On September 28Forbes Travel Guide Inspector answered the question:Traveling solo, with kids or with pets, there’s something for everyone in Jacksonville accommodations. Whatever you require of your stay, you’ll find practical amenities and luxury perks at each of our picks for the five best hotels in Jacksonville.
1. The Hyatt Regency Jacksonville Riverfront. This hotel is located within walking distance from some of downtown’s most popular restaurants and cultural venues. Each room comes with Hyatt’s signature Grand Bed for a restful night of sleep, an iHome stereo system and a 25-inch-or-larger TV. Plus, all 963 guest rooms include a stunning view of either downtown Jacksonville or the St. Johns River, free of charge.
2. One Ocean Resort Hotel & Spa. Just minutes from Jacksonville in Atlantic Beach, the hotel boasts a classic Florida vibe with its airy, neutral color palette and oceanfront location. There’s a “Guest Historian” who keeps track of your preferences and requests, such as favorite foods and drinks and which newspaper you like to read in the morning. Relax on a lounge chair on the beach, and grab a meal at the hotel’s signature restaurant, Azurea.
3. Hotel Indigo Jacksonville-Deerwood Park. Beautiful hardwood floors and colorful artwork lend the rooms at Hotel Indigo a decidedly upscale aura. Located in the Tapestry Park development on the city’s Southside, this boutique-style hotel is walking distance to restaurants and shops, and full-service business and fitness centers are a nice touch for work-focused travelers.
4. The Omni Jacksonville Hotel. Relax in style at this upscale property. Plush robes, a 42” television and super-soft foam and feather pillows come standard in all 354 luxury guest rooms.
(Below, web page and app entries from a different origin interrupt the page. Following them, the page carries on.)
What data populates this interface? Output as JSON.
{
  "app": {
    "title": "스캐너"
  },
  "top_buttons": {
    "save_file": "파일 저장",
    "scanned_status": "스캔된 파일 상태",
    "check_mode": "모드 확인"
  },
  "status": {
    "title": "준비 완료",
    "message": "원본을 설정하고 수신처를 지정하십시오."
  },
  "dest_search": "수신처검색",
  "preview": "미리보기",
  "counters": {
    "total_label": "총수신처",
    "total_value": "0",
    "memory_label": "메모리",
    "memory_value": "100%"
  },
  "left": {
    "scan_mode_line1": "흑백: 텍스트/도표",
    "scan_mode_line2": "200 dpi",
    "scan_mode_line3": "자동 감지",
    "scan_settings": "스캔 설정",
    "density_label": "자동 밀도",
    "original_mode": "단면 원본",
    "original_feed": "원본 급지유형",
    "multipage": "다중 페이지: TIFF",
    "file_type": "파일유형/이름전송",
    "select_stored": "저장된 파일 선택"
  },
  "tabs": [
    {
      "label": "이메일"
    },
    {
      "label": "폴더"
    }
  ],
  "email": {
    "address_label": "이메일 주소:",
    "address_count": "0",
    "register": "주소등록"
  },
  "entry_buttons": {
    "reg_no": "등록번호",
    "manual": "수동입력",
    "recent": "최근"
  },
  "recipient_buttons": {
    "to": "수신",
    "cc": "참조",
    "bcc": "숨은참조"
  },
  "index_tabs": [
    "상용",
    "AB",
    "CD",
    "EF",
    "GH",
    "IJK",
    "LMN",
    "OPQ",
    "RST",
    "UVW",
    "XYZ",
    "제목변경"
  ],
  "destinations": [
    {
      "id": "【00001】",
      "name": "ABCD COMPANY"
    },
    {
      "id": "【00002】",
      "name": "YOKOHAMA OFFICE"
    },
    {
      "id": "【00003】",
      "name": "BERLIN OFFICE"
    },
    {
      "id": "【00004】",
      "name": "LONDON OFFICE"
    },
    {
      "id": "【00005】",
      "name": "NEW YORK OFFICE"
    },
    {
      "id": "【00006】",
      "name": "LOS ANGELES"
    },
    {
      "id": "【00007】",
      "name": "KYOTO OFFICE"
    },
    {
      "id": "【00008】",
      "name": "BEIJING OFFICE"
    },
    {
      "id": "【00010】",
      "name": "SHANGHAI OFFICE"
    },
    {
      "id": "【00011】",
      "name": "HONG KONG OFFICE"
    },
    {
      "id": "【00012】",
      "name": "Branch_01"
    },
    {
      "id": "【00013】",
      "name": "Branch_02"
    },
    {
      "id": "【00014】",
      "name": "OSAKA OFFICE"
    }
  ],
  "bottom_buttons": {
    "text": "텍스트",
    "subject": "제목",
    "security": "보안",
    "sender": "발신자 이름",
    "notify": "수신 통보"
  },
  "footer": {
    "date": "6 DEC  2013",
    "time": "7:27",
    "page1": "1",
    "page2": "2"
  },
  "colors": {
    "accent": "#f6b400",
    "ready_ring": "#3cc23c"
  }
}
Unrivaled views of downtown are best seen from the deck of the rooftop heated swimming pool. For theater lovers, there’s no better place to stay when attending a show at the Times-Union Center for the Performing Arts across the street.
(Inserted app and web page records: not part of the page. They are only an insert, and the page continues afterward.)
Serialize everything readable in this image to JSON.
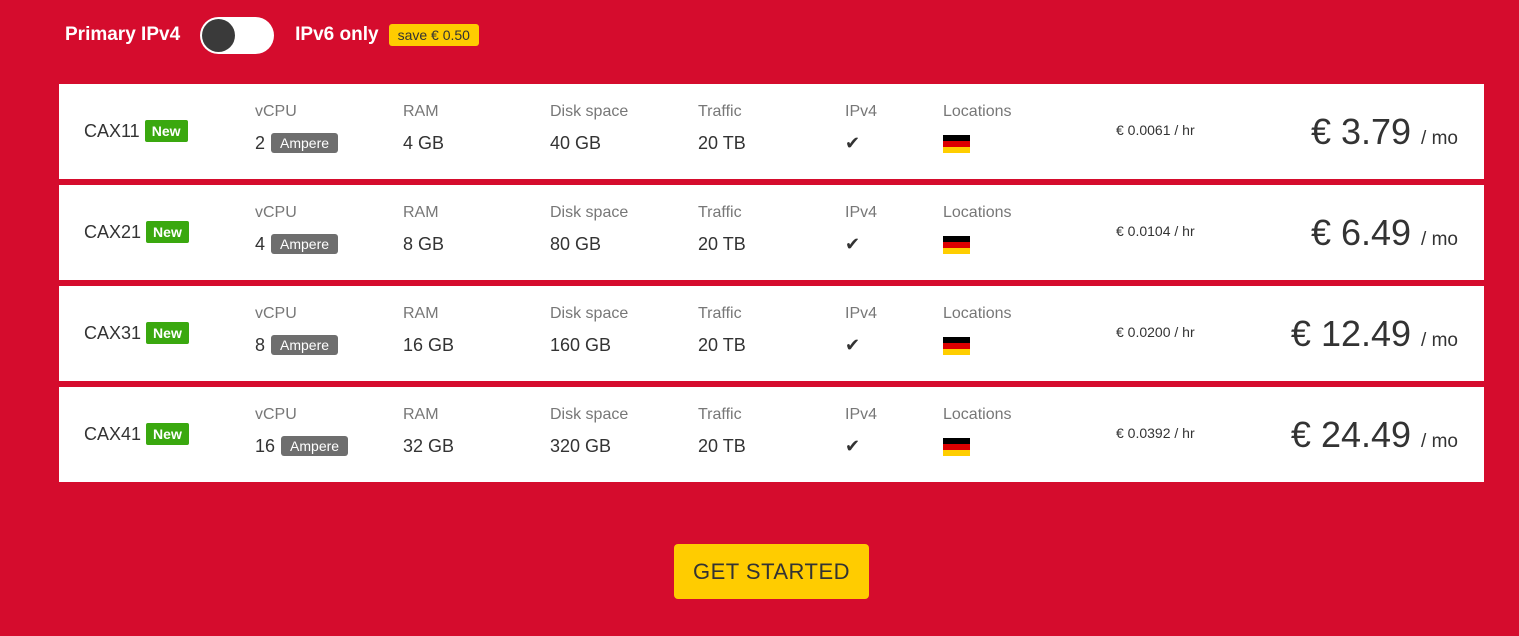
{
  "toggle": {
    "left_label": "Primary IPv4",
    "right_label": "IPv6 only",
    "save_badge": "save € 0.50",
    "state": "ipv4"
  },
  "columns": {
    "vcpu": "vCPU",
    "ram": "RAM",
    "disk": "Disk space",
    "traffic": "Traffic",
    "ipv4": "IPv4",
    "locations": "Locations"
  },
  "plans": [
    {
      "name": "CAX11",
      "badge": "New",
      "vcpu": "2",
      "cpu_type": "Ampere",
      "ram": "4 GB",
      "disk": "40 GB",
      "traffic": "20 TB",
      "ipv4": "✔",
      "location_flag": "germany-flag-icon",
      "hourly": "€ 0.0061 / hr",
      "monthly": "€ 3.79",
      "per": "/ mo"
    },
    {
      "name": "CAX21",
      "badge": "New",
      "vcpu": "4",
      "cpu_type": "Ampere",
      "ram": "8 GB",
      "disk": "80 GB",
      "traffic": "20 TB",
      "ipv4": "✔",
      "location_flag": "germany-flag-icon",
      "hourly": "€ 0.0104 / hr",
      "monthly": "€ 6.49",
      "per": "/ mo"
    },
    {
      "name": "CAX31",
      "badge": "New",
      "vcpu": "8",
      "cpu_type": "Ampere",
      "ram": "16 GB",
      "disk": "160 GB",
      "traffic": "20 TB",
      "ipv4": "✔",
      "location_flag": "germany-flag-icon",
      "hourly": "€ 0.0200 / hr",
      "monthly": "€ 12.49",
      "per": "/ mo"
    },
    {
      "name": "CAX41",
      "badge": "New",
      "vcpu": "16",
      "cpu_type": "Ampere",
      "ram": "32 GB",
      "disk": "320 GB",
      "traffic": "20 TB",
      "ipv4": "✔",
      "location_flag": "germany-flag-icon",
      "hourly": "€ 0.0392 / hr",
      "monthly": "€ 24.49",
      "per": "/ mo"
    }
  ],
  "cta": {
    "label": "GET STARTED"
  },
  "colors": {
    "background": "#d50c2d",
    "badge_new": "#3aa80f",
    "cta": "#ffcc00",
    "ampere_badge": "#6e6e6e"
  }
}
5. The Casa Marina Hotel. This hotel has seen a few changes since it first opened in 1925, but its 25 guest rooms and parlor suites still reflect the timeless sophistication of the hotel’s early days. Guests at this Jacksonville Beach landmark are mere steps away from the Atlantic Ocean, making it a suitable option for a romantic weekend getaway.
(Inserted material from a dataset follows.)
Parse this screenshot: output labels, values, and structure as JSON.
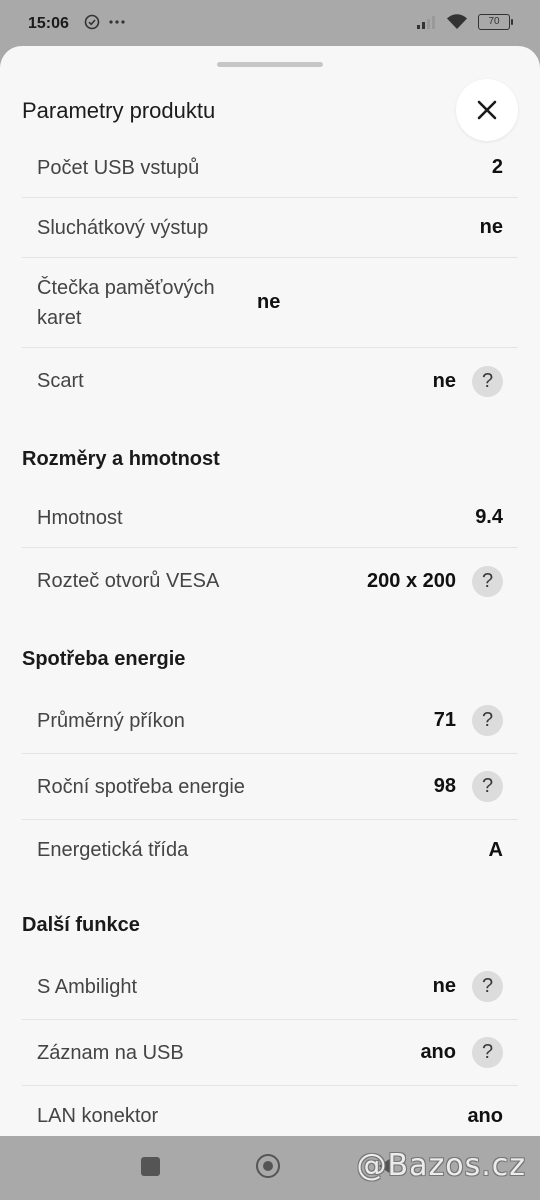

If you don’t mind a bit of a drive, it would be worth your time to stay at The Ritz-Carlton, Amelia Island, a Forbes Travel Guide Four-Star hotel. About 40 miles north of the city, the Ritz has a Four-Star spa as well. Another spot that is further out is Sea Island on Georgia’s southern coast, which is home to two Five-Star hotels: The Lodge at Sea Island Golf Club and The Cloister. At The Cloister, be sure to take advantage of the hotel’s Five-Star restaurant and spa.